# What the task requires
A faithful copy of all the data below, please; leave no line out.

(Website and app data records)
+++
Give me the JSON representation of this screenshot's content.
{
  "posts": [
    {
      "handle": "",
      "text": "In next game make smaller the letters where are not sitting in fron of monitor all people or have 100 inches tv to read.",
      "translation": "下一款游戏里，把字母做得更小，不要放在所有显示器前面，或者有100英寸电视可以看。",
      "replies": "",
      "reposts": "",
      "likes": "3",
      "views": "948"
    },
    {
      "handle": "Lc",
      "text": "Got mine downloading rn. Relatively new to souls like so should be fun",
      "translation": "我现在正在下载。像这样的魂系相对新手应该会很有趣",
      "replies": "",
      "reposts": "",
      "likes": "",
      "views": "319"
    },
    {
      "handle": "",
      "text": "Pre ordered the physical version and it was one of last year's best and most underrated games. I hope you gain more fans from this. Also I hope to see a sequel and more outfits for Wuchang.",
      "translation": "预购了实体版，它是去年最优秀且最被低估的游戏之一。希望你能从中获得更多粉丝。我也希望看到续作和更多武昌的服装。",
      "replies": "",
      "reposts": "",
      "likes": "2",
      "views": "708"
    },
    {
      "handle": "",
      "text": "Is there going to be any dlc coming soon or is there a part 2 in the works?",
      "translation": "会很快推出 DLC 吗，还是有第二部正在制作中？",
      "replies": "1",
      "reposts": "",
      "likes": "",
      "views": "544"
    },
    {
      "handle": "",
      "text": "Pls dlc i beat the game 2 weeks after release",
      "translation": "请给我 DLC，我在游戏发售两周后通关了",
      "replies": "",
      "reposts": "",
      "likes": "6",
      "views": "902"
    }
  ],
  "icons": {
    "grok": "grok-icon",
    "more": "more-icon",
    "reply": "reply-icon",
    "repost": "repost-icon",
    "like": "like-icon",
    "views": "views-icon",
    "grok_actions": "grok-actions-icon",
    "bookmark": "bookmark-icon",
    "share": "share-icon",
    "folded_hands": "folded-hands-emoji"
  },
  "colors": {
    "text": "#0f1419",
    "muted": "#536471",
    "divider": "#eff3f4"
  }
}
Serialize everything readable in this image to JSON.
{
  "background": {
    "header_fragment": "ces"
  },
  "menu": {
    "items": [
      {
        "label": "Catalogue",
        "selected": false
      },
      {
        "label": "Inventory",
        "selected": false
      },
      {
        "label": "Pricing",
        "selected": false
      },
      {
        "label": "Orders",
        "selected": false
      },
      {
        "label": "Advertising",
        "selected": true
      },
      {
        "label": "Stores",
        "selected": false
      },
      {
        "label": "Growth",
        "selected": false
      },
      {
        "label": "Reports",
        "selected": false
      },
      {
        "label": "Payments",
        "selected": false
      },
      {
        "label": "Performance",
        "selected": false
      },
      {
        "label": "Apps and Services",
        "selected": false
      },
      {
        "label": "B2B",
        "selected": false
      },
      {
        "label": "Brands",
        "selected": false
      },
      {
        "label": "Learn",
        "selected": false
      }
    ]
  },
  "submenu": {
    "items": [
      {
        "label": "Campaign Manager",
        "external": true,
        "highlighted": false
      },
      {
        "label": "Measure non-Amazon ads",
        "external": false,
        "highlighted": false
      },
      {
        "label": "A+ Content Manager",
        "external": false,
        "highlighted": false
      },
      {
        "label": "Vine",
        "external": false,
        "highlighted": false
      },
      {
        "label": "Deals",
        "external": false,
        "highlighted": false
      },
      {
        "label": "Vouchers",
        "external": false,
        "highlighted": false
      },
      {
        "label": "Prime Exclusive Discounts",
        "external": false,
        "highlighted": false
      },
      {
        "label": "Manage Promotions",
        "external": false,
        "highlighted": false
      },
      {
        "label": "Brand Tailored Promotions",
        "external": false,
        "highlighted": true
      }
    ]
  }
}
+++
# Response box
Give me the JSON representation of this screenshot's content.
{
  "posts": [
    {
      "handle": "",
      "text": "In next game make smaller the letters where are not sitting in fron of monitor all people or have 100 inches tv to read.",
      "translation": "下一款游戏里，把字母做得更小，不要放在所有显示器前面，或者有100英寸电视可以看。",
      "replies": "",
      "reposts": "",
      "likes": "3",
      "views": "948"
    },
    {
      "handle": "Lc",
      "text": "Got mine downloading rn. Relatively new to souls like so should be fun",
      "translation": "我现在正在下载。像这样的魂系相对新手应该会很有趣",
      "replies": "",
      "reposts": "",
      "likes": "",
      "views": "319"
    },
    {
      "handle": "",
      "text": "Pre ordered the physical version and it was one of last year's best and most underrated games. I hope you gain more fans from this. Also I hope to see a sequel and more outfits for Wuchang.",
      "translation": "预购了实体版，它是去年最优秀且最被低估的游戏之一。希望你能从中获得更多粉丝。我也希望看到续作和更多武昌的服装。",
      "replies": "",
      "reposts": "",
      "likes": "2",
      "views": "708"
    },
    {
      "handle": "",
      "text": "Is there going to be any dlc coming soon or is there a part 2 in the works?",
      "translation": "会很快推出 DLC 吗，还是有第二部正在制作中？",
      "replies": "1",
      "reposts": "",
      "likes": "",
      "views": "544"
    },
    {
      "handle": "",
      "text": "Pls dlc i beat the game 2 weeks after release",
      "translation": "请给我 DLC，我在游戏发售两周后通关了",
      "replies": "",
      "reposts": "",
      "likes": "6",
      "views": "902"
    }
  ],
  "icons": {
    "grok": "grok-icon",
    "more": "more-icon",
    "reply": "reply-icon",
    "repost": "repost-icon",
    "like": "like-icon",
    "views": "views-icon",
    "grok_actions": "grok-actions-icon",
    "bookmark": "bookmark-icon",
    "share": "share-icon",
    "folded_hands": "folded-hands-emoji"
  },
  "colors": {
    "text": "#0f1419",
    "muted": "#536471",
    "divider": "#eff3f4"
  }
}
Serialize everything readable in this image to JSON.
{
  "background": {
    "header_fragment": "ces"
  },
  "menu": {
    "items": [
      {
        "label": "Catalogue",
        "selected": false
      },
      {
        "label": "Inventory",
        "selected": false
      },
      {
        "label": "Pricing",
        "selected": false
      },
      {
        "label": "Orders",
        "selected": false
      },
      {
        "label": "Advertising",
        "selected": true
      },
      {
        "label": "Stores",
        "selected": false
      },
      {
        "label": "Growth",
        "selected": false
      },
      {
        "label": "Reports",
        "selected": false
      },
      {
        "label": "Payments",
        "selected": false
      },
      {
        "label": "Performance",
        "selected": false
      },
      {
        "label": "Apps and Services",
        "selected": false
      },
      {
        "label": "B2B",
        "selected": false
      },
      {
        "label": "Brands",
        "selected": false
      },
      {
        "label": "Learn",
        "selected": false
      }
    ]
  },
  "submenu": {
    "items": [
      {
        "label": "Campaign Manager",
        "external": true,
        "highlighted": false
      },
      {
        "label": "Measure non-Amazon ads",
        "external": false,
        "highlighted": false
      },
      {
        "label": "A+ Content Manager",
        "external": false,
        "highlighted": false
      },
      {
        "label": "Vine",
        "external": false,
        "highlighted": false
      },
      {
        "label": "Deals",
        "external": false,
        "highlighted": false
      },
      {
        "label": "Vouchers",
        "external": false,
        "highlighted": false
      },
      {
        "label": "Prime Exclusive Discounts",
        "external": false,
        "highlighted": false
      },
      {
        "label": "Manage Promotions",
        "external": false,
        "highlighted": false
      },
      {
        "label": "Brand Tailored Promotions",
        "external": false,
        "highlighted": true
      }
    ]
  }
}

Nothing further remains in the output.